The Duluth-based artist started her career in the folk duo Gable and Gaelynn before forming the atmospheric alternative band Murder of Crows with Alan Sparhawk of Low. He introduced Lea to the looping pedal, and at age 27, she started writing songs “pretty spontaneously.” In 2016, she won NPR’s Tiny Desk Contest, and took the plunge into a full-time music career. She stopped teaching fiddle students; her husband quit his job. The couple sold their house and bought a Ford Econoline, and Lea has since played more than 250 shows in 42 states and seven countries.

Lea’s early releases relied primarily on her voice, a violin, and a looping pedal, but in 2017 she decided to record a full-band album. To join her in the endeavor, she gathered “a bunch of awesome people” from Minnesota, including Sparhawk, Al Church, Martin Dosh, and Dave Mehling. The instrumentally lush and precise Learning to Stay took longer than a year to make, but it was time well spent. As Lea says, “What’s cool about this album and what’s different is you can tell there’s more than one brain behind it.”

Lea’s lyrics are both forceful and forgiving as she sings of seeking light in darkness, finding common ground, and learning to be more loving. “I think you write songs about what you’re bad at,” she says, explaining that the album’s title comes from her struggle to stay awake in, and accept, the present moment.

Lea is in the midst of an intense U.S. tour in support of the album. “It’s a lot harder right now than it would be if I didn’t have a disability,” she says. Many venues aren’t accessible, a frustrating fact given that “most of them are fixable. They are things that we could change if we put our minds to it.” Lea rents ramps to accommodate her wheelchair or plays on the ground. She used to be carried onstage but has since stopped that practice, in part because it doesn’t send a message of “you can do this, too,” to children and adults with disabilities. “It’s definitely not empowering,” she says.

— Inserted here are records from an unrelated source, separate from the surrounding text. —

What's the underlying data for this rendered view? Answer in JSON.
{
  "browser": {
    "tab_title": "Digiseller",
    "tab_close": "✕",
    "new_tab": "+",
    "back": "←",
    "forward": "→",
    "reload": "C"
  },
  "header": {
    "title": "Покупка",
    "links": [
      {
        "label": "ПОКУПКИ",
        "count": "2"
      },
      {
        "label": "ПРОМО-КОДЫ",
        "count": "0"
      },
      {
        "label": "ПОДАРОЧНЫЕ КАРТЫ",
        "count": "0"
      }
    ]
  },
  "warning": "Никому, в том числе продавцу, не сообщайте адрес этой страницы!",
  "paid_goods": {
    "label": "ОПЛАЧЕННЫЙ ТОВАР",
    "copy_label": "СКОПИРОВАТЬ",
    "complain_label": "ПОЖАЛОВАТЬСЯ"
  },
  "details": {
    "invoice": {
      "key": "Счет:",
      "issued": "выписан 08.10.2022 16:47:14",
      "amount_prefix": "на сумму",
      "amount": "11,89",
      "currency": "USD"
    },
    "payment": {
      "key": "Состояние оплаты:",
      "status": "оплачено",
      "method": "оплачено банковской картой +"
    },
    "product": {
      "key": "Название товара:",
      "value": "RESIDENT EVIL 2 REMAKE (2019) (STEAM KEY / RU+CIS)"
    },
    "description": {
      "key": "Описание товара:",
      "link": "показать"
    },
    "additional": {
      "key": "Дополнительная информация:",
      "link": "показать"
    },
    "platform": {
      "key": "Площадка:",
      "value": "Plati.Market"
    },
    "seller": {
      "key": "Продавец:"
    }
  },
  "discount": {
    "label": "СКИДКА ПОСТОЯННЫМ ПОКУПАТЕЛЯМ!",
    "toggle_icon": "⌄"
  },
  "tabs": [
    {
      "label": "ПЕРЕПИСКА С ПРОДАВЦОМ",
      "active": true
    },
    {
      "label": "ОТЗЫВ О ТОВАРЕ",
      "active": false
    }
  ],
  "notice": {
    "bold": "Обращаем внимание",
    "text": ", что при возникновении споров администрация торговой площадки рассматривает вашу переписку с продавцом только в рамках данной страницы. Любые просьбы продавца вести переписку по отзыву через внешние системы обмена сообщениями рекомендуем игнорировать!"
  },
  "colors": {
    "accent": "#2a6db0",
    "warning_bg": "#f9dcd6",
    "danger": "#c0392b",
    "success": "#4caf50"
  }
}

Lea talks to venue owners explicitly about how they can make their spaces more accessible. “The ones that are willing to work with me are really cool,” she says. “I’ve got to give them a lot of credit for renting a ramp, building a ramp, or already having a ramp. I’d like that to be a lot more standard than it is now.”

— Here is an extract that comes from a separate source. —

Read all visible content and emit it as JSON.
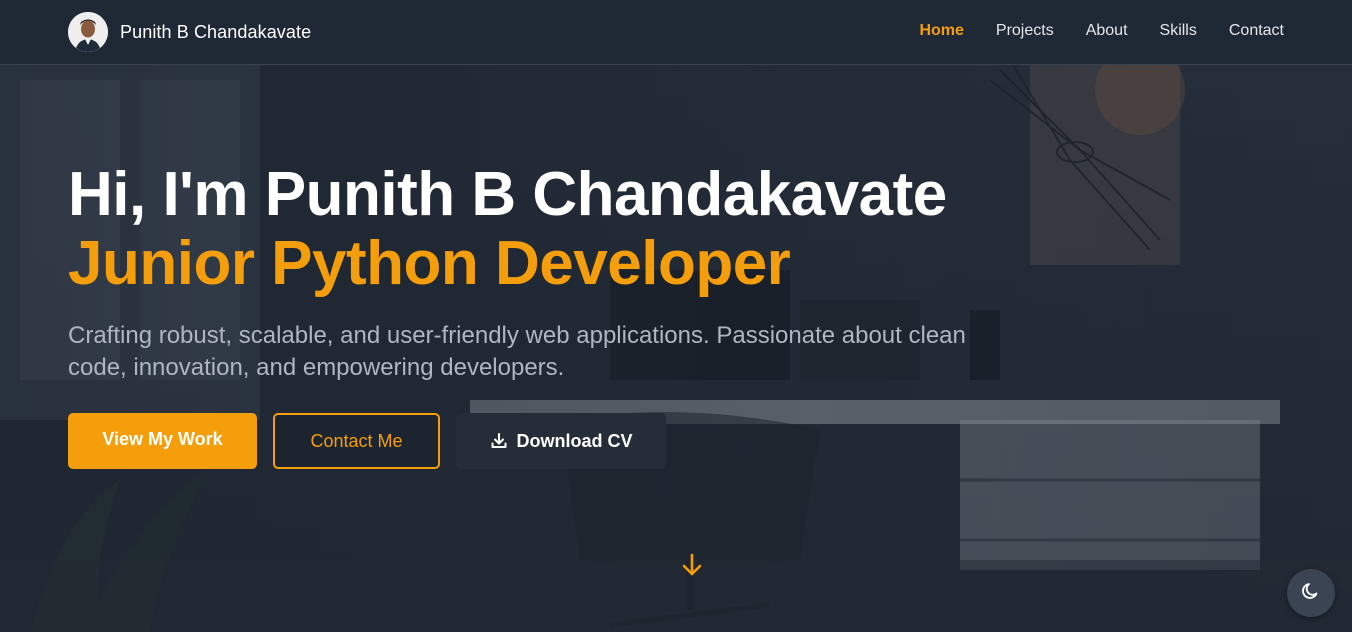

Things other musicians take for granted when touring, like crashing on people’s floors, aren’t an option for Lea. In the U.S., she can get around pretty easily thanks to her van, but transportation overseas is more complicated.

Although music is not a form of activism for Lea, per se, “it is a handy tool to be able to talk about it, not even necessarily in my songs as much as in interviews and after shows,” she says. Lea herself featured people with disabilities alongside her in the music video for her track “Lost in the Woods.” “Representation in the media is a really important part of how we’re going to get to the changes I’m talking about,” she says. “If you don’t see people with disabilities in the media, you’re never going to think about them.”

Lea also speaks at conferences and educates those who work with people with disabilities about the barriers they face. “Accessibility or job equality or health care access—all those things are man-made things that we could make better,” she says. “People with disabilities are way behind in a lot of the measures we use to talk about economic and social well-being, and it’s not because they want to be, it’s because our society is not set up in an equal way at this point. There’s a lot of work to be done.”

Gaelynn Lea
With:
 Mary Bue
Where: Icehouse
When: 10:30 p.m. Fri. Oct. 26
Tickets: 21+; $10/$15; more info here